PROBLEM STATEMENT — Copy every line of the records that includes the word "background".

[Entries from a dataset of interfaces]

________________

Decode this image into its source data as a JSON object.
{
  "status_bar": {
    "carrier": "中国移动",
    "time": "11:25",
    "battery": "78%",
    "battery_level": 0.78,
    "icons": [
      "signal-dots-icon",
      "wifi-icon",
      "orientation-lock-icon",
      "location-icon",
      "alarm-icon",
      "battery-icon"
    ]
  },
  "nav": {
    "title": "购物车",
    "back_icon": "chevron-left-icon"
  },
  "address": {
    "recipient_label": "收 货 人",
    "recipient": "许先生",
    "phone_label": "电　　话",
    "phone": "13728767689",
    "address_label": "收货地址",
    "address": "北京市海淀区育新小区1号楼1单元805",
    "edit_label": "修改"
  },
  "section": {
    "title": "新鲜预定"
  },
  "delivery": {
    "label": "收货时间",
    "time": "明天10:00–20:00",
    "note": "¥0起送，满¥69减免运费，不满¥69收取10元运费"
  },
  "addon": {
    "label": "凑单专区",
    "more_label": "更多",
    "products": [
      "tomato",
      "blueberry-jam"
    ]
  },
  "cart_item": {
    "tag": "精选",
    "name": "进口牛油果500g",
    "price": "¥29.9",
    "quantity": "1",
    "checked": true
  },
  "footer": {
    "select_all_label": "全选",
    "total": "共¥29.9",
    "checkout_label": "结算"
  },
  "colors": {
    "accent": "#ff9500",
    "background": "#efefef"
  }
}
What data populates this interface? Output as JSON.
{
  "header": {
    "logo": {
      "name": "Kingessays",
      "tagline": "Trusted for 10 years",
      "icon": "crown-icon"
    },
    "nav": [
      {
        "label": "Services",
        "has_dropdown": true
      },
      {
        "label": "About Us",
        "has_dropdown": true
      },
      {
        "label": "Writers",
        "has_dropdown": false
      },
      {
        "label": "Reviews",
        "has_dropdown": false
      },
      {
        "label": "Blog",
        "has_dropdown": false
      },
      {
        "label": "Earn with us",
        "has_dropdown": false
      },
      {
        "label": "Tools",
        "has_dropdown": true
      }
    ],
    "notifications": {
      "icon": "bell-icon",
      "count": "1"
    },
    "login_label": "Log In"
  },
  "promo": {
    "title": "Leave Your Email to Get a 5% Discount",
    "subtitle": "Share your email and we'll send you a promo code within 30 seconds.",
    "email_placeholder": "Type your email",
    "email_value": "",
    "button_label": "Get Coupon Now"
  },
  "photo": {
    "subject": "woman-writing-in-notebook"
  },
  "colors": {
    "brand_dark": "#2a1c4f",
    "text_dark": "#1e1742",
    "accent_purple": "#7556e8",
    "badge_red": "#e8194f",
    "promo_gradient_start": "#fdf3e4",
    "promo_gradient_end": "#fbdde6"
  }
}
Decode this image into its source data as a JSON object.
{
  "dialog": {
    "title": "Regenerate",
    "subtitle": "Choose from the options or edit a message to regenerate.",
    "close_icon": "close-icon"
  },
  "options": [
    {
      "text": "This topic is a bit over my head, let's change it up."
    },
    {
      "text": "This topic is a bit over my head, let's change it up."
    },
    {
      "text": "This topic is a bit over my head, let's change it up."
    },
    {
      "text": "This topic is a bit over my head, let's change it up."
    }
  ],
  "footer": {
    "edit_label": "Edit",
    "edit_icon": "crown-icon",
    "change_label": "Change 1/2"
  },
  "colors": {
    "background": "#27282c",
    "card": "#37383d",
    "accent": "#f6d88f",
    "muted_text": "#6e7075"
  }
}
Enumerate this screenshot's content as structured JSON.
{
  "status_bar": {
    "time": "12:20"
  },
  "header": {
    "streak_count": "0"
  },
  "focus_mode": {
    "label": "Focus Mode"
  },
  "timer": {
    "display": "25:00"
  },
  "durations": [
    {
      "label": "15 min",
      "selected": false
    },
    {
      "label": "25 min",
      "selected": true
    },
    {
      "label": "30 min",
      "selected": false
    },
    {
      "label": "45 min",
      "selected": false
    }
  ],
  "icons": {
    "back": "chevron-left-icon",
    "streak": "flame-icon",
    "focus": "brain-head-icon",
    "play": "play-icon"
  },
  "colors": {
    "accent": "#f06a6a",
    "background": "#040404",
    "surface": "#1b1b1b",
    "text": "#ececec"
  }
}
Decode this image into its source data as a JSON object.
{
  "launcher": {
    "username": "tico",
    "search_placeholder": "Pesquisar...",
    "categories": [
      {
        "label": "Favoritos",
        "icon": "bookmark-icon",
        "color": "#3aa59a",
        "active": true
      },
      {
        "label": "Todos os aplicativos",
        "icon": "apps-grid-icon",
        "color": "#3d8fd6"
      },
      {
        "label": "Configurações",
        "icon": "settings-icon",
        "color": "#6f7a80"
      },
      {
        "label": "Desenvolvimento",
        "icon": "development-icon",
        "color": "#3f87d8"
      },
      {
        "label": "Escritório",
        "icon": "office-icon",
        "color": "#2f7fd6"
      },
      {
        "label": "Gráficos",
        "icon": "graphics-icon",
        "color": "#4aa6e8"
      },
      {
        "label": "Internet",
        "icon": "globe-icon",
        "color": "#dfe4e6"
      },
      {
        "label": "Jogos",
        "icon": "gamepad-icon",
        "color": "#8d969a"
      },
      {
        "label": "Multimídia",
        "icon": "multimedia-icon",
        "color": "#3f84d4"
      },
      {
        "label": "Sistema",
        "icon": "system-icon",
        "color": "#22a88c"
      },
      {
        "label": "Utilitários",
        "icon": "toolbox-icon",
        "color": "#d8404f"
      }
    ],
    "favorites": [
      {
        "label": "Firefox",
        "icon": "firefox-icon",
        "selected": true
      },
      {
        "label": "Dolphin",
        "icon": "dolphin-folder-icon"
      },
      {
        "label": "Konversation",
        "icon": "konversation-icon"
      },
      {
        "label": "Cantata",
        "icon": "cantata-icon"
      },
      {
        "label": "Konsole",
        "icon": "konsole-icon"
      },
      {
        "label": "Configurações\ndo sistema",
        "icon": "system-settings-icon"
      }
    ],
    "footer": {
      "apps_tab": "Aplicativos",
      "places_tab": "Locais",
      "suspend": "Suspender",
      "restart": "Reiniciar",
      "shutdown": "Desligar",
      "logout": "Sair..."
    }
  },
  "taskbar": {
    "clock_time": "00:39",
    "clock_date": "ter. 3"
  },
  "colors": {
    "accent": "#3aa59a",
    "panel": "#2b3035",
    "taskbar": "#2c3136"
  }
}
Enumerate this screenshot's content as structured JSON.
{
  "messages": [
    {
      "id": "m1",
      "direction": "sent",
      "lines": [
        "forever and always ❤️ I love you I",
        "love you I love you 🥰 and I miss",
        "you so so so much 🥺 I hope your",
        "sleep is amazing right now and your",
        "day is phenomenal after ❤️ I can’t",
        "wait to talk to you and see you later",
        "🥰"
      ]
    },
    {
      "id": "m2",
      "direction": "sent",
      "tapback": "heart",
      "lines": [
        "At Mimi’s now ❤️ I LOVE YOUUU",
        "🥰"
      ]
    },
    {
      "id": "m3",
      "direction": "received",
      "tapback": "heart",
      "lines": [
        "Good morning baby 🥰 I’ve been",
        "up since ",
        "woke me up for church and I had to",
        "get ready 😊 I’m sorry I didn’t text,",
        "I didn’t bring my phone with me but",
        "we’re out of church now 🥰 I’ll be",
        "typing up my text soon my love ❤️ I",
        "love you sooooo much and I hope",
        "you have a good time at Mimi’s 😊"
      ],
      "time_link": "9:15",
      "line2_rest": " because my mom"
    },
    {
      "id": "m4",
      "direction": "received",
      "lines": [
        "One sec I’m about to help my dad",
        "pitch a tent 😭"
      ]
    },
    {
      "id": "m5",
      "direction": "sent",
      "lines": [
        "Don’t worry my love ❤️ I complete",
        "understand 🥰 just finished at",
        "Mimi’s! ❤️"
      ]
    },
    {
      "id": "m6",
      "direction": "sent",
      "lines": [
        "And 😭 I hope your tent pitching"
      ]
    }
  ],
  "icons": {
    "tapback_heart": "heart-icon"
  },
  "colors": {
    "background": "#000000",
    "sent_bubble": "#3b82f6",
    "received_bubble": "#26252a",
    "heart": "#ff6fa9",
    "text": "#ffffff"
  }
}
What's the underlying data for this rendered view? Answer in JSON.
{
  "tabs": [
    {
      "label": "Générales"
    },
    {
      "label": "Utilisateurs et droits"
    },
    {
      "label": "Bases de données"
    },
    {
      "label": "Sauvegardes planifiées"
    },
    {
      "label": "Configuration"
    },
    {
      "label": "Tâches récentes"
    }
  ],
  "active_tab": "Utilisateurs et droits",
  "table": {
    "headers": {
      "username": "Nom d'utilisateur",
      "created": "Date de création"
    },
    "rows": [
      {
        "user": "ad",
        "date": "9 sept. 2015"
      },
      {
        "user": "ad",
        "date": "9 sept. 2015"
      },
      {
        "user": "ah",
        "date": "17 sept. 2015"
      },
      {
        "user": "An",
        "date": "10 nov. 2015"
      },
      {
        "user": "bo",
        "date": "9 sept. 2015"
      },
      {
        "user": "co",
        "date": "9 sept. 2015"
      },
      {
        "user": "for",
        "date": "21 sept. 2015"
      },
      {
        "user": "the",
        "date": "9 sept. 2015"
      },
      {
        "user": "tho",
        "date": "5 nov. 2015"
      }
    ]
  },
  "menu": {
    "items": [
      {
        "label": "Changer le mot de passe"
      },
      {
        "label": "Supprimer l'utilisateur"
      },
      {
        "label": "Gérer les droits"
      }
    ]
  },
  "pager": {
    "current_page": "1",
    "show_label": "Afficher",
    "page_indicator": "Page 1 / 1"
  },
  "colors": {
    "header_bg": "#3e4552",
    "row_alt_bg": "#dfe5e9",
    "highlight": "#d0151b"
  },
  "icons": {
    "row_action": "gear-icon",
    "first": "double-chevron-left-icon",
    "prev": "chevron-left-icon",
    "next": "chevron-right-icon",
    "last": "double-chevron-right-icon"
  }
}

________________

FINISHED EXERCISE —
    "background": "#efefef"
    "background": "#27282c",
    "background": "#040404",
    "background": "#000000",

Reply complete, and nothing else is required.